A lot of stations, like FMT and QXR, are available over the internet--a friend of mine gets a ton of European classical stations this way, and they are tremendous. I haven't figured out how he does it, but I'm sure that there are A-goners who do this.
Satellite radio has one serious classical station (Channel 80 on Sirius) which is fairly good as far as content goes (there is also a light classics station and an opera channel), though it sounds distinctly "digital" in the bad sense to me on my car radio (highs sound steely, for example).
What you need is a Squeezebox or at least some way to stream stations from your computer. You'll have many choices then. I like WGBH in Boston.
Satellite isn't so great at least on Sirius. They have them niched into symphonic, chamber, and pops. It's just doesn't work for me. I don't think at Sirius that they know how to program classical.
Go the streaming route with a Squeezbox is my advice. The choices are nearly unlimited.
You can use also use an airport express (apple product) and connect it to your system and stream audio off the net. Similar to what Wireless200 suggests. Then you will have a whole host of Classical stations at your disposal from around the globe. I like Radio Swiss Classic and Interlochen Public Radio to name just a couple.If the station isn't on i-tunes you can download software called airfoil (ameba) which will allow you to stream any audio signal through the airport. I believe this is a cheaper alternative to the squeezbox suggestion but believe the squeezebox may provide better audio quality.
I'm not at all technically savvy. Are you suggesting that I can stream desired radio stations over the internet to my iMac, then have this stream transferred wirelessly to some external device (squeezebox or airport express) that hooks up directly to the preamp in my system?
(If this is not right, please describe the steps as specifically and simply as you can.)
Yes, you can stream the stations audio from your i-mac via i-tunes wirelessly to an airport express (located anywhaere in your house) which is hooked up to your pre-amps input. Just select the airport once it is installed and recognized by i-tunes and you then select the proper input on your pre-amp and you are good to go. Not real difficult if I can do I am sure you can. Just follow the directions that comes with the airport.
The airport can either be your wireless network or can join an existing wireless network. Pretty neat device bought mine on e-bay for 70 usd.

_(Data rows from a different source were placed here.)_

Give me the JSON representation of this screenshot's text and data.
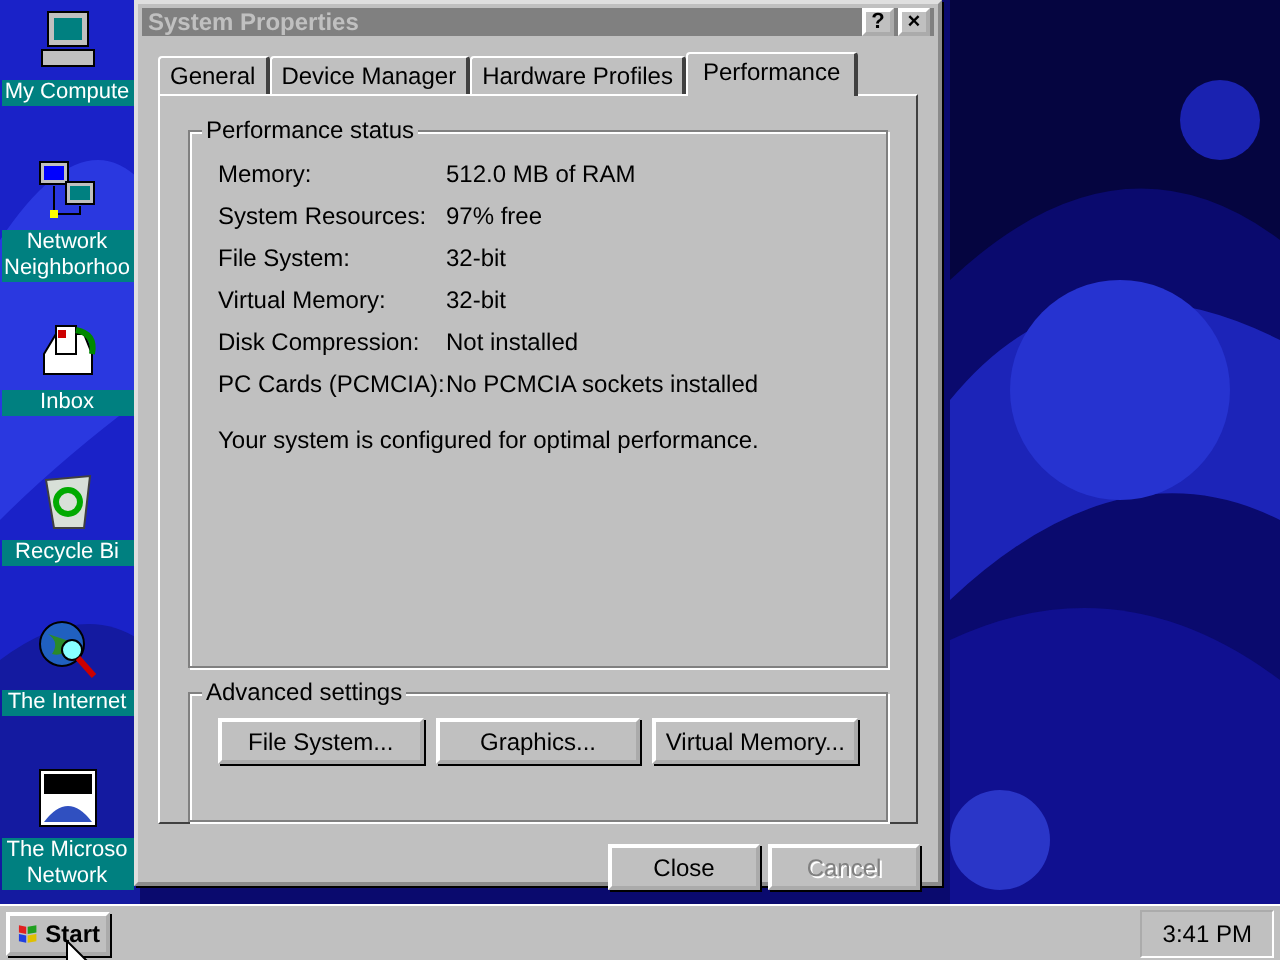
{
  "desktop_icons": [
    {
      "kind": "computer",
      "label": "My Compute"
    },
    {
      "kind": "network",
      "label": "Network Neighborhoo"
    },
    {
      "kind": "inbox",
      "label": "Inbox"
    },
    {
      "kind": "recycle",
      "label": "Recycle Bi"
    },
    {
      "kind": "internet",
      "label": "The Internet"
    },
    {
      "kind": "msn",
      "label": "The Microso Network"
    }
  ],
  "window": {
    "title": "System Properties",
    "title_buttons": [
      "?",
      "×"
    ],
    "tabs": [
      {
        "label": "General",
        "selected": false
      },
      {
        "label": "Device Manager",
        "selected": false
      },
      {
        "label": "Hardware Profiles",
        "selected": false
      },
      {
        "label": "Performance",
        "selected": true
      }
    ],
    "status_group": {
      "title": "Performance status",
      "rows": [
        {
          "label": "Memory:",
          "value": "512.0 MB of RAM"
        },
        {
          "label": "System Resources:",
          "value": "97% free"
        },
        {
          "label": "File System:",
          "value": "32-bit"
        },
        {
          "label": "Virtual Memory:",
          "value": "32-bit"
        },
        {
          "label": "Disk Compression:",
          "value": "Not installed"
        },
        {
          "label": "PC Cards (PCMCIA):",
          "value": "No PCMCIA sockets installed"
        }
      ],
      "note": "Your system is configured for optimal performance."
    },
    "advanced_group": {
      "title": "Advanced settings",
      "buttons": [
        "File System...",
        "Graphics...",
        "Virtual Memory..."
      ]
    },
    "dialog_buttons": [
      {
        "label": "Close",
        "disabled": false
      },
      {
        "label": "Cancel",
        "disabled": true
      }
    ]
  },
  "taskbar": {
    "start_label": "Start",
    "clock": "3:41 PM"
  }
}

I use a monster cable that I picked up from radio shack to connect the airport to my pre-amp. Now I have many choices of classical stations. The Swiss Channel I mentioned is not on i-tunes so I use airfoil to stream it from my windows media player the the airport.

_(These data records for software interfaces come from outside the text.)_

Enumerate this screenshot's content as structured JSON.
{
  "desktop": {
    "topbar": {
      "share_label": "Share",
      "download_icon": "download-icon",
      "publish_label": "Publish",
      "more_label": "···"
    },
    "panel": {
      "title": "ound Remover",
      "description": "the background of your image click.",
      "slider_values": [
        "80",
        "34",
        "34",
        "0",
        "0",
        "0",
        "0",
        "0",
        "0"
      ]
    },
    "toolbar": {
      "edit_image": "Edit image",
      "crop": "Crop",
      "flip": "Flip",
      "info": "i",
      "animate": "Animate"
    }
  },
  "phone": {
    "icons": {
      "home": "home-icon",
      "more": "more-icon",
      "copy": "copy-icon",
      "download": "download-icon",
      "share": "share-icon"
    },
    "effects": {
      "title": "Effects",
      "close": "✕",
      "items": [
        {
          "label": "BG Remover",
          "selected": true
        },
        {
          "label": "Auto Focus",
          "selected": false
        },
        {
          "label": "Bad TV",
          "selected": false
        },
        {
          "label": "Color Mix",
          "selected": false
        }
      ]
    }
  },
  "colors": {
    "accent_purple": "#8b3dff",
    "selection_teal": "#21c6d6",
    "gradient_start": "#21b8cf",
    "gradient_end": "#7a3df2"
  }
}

My airport is plugged into an outlet next to my system which is hooked up to my pre-amp's aux input. It works great and I get all kinds of stations (classical). The airport even has an optical out so I can use an external DAC if I choose as the DAC on the airport is not the best although it is fine for casual listening.
Hope this helps.

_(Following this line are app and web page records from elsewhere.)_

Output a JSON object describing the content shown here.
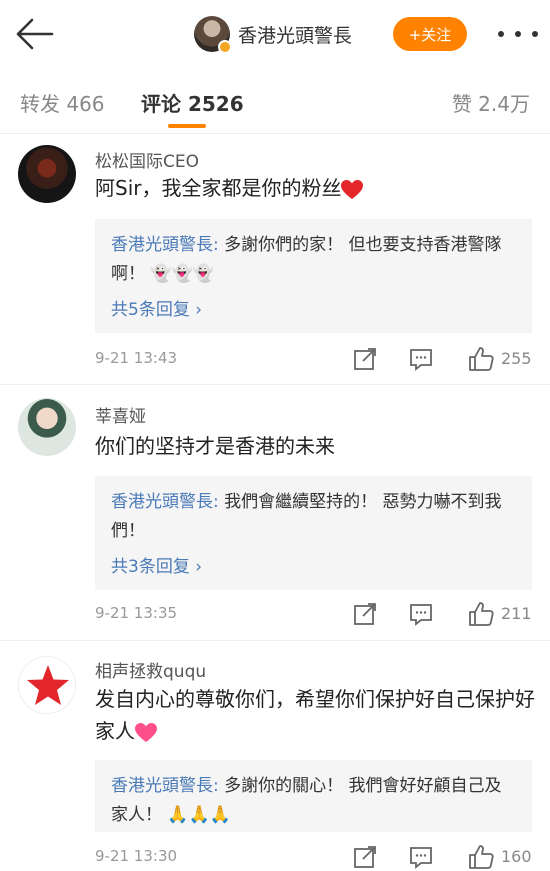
{
  "header": {
    "user_name": "香港光頭警長",
    "follow_label": "+关注"
  },
  "tabs": {
    "repost": "转发 466",
    "comment": "评论 2526",
    "like": "赞 2.4万"
  },
  "comments": [
    {
      "name": "松松国际CEO",
      "text": "阿Sir，我全家都是你的粉丝",
      "reply_author": "香港光頭警長:",
      "reply_text": " 多謝你們的家！ 但也要支持香港警隊啊！",
      "reply_more": "共5条回复 ›",
      "time": "9-21 13:43",
      "likes": "255"
    },
    {
      "name": "莘喜娅",
      "text": "你们的坚持才是香港的未来",
      "reply_author": "香港光頭警長:",
      "reply_text": " 我們會繼續堅持的！ 惡勢力嚇不到我們！",
      "reply_more": "共3条回复 ›",
      "time": "9-21 13:35",
      "likes": "211"
    },
    {
      "name": "相声拯救ququ",
      "text": "发自内心的尊敬你们，希望你们保护好自己保护好家人",
      "reply_author": "香港光頭警長:",
      "reply_text": " 多謝你的關心！ 我們會好好顧自己及家人！",
      "time": "9-21 13:30",
      "likes": "160"
    }
  ],
  "colors": {
    "accent": "#ff8200",
    "link": "#4a7ab7"
  }
}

if you have iTunes, you can stream radio stations. Take a pair of headphones and check their sound quality right on your iMac with iTunes. There are a lot of radio stations you can get over internet that aren't that bad sounding. 128kbps won't be as horrible sounding as you may think.
If your goal is to just listen and enjoy the music itself, the quality may be acceptable. However, this isn't going to be something you will sit down and listen to like you do with a CD or vynil. Depends on what you're used to, of course. WQXR is in 96kbps...right now they're playing Mahler's 5th, and it does not sound that bad.
The other suggestion that involves Squeezebox is also great.
My favorite and I think one of the best classical stations (and I have heard many over the years) is still WLRH Huntsville Alabama.
Sound quality via internet radio on a Roku Soundbridge is very good which makes it a practical option for a variety of good classical with well done, informative commentary as well wherever you might live.
For a classical radio lover, the SOundbridge could be the best $200 you can spend. Couple it with a good external DAC and you can really be in classical music radio heaven.